Leeds General Infirmary, UK
Faiz Tanweer has completed his M.S (ENT) at the age of 31 years from Patna Medical College, India and Membership studies from Royal College of surgeons of Edinburgh, United Kingdom. He has extensive experience of working in the specialty in different countries including India, Maldives and United Kingdom. Currently, he is the ENT Specialist registrar at Leeds General Infirmary, Leeds, UK. He has presented in many national and international scientific meetings and published more than 10 outstanding papers in peer reviewed reputed medical journals and has been serving as an editorial board member of BMJ case report, United Kingdom.

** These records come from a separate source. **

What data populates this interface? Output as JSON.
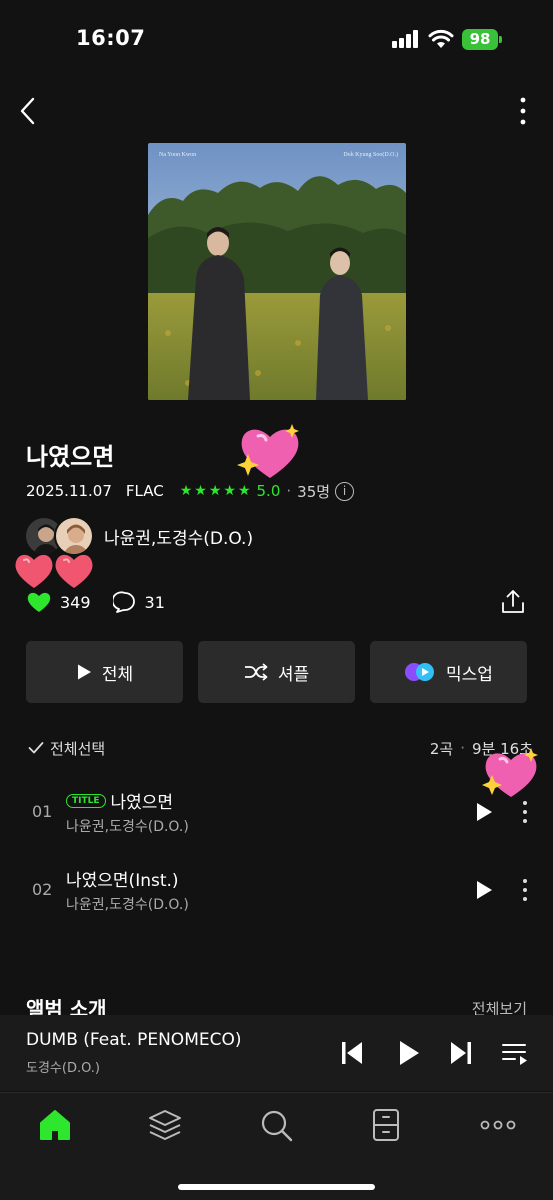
{
  "status_bar": {
    "time": "16:07",
    "battery": "98"
  },
  "album": {
    "title": "나였으면",
    "cover_credit_left": "Na Yoon Kwon",
    "cover_credit_right": "Doh Kyung Soo(D.O.)",
    "release_date": "2025.11.07",
    "format": "FLAC",
    "rating": "5.0",
    "rating_stars": 5,
    "rating_count": "35명",
    "artists": "나윤권,도경수(D.O.)",
    "likes": "349",
    "comments": "31"
  },
  "actions": {
    "play_all": "전체",
    "shuffle": "셔플",
    "mixup": "믹스업"
  },
  "tracklist": {
    "select_all": "전체선택",
    "track_count": "2곡",
    "total_time": "9분 16초",
    "tracks": [
      {
        "number": "01",
        "badge": "TITLE",
        "title": "나였으면",
        "artist": "나윤권,도경수(D.O.)"
      },
      {
        "number": "02",
        "badge": "",
        "title": "나였으면(Inst.)",
        "artist": "나윤권,도경수(D.O.)"
      }
    ]
  },
  "intro_section": {
    "title": "앨범 소개",
    "see_all": "전체보기"
  },
  "mini_player": {
    "title": "DUMB (Feat. PENOMECO)",
    "artist": "도경수(D.O.)"
  },
  "bottom_nav": {
    "items": [
      {
        "icon": "home-icon",
        "active": true
      },
      {
        "icon": "layers-icon",
        "active": false
      },
      {
        "icon": "search-icon",
        "active": false
      },
      {
        "icon": "library-drawer-icon",
        "active": false
      },
      {
        "icon": "more-dots-icon",
        "active": false
      }
    ]
  },
  "colors": {
    "accent": "#2ee62e",
    "background": "#121212",
    "button": "#2b2b2b"
  }
}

Nasolacrimal duct tumors are rare and are often found inadvertently during dacryocystorhinostomy. Anecdotal case reports have been published, mostly in ophthalmology journals. Since the era of endoscopic dacryocystorhinostomy, such cases are more frequently encountered by ENT surgeons. They comprise a large and variable spectrum of entities. Malignant tumours are more common. A retrospective chart review of patients who underwent endoscopic dacryocystorhinostomy over the last 10 years in our dedicated epiphora clinic was conducted to search for the incidence of nasolacrimal tumors in our cohort. An extensive web-based search (using Pubmed, Medline, Embase and Google Scholar) was also conducted. This focused on case reports and series or review articles on primary nasolacrimal duct and lacrimal sac tumours, and their endoscopic management, which had been published in the last 16 years (June 1995 to May 2011). The exclusion criteria were: metastatic nasolacrimal duct tumours or tumour extension from the surrounding area and non-English literature. In total, 77 papers were identified, comprising a total of 118 cases. Four of 525 endoscopic dacryocystorhinostomy procedures exposed a tumor (inverted papilloma, oncocytoma, lymphoma and solitary fibrous tumor). The literature review revealed that papilloma was the most frequently reported benign tumor and lymphoma was the most common malignant tumor. Since the advent of endoscopic dacryocystorhinostomy, tumors are being diagnosed relatively early when smaller in size and so have a better chance of cure. Because of the rarity of this condition, it is advisable that such cases are managed through a dedicated epiphora service framework.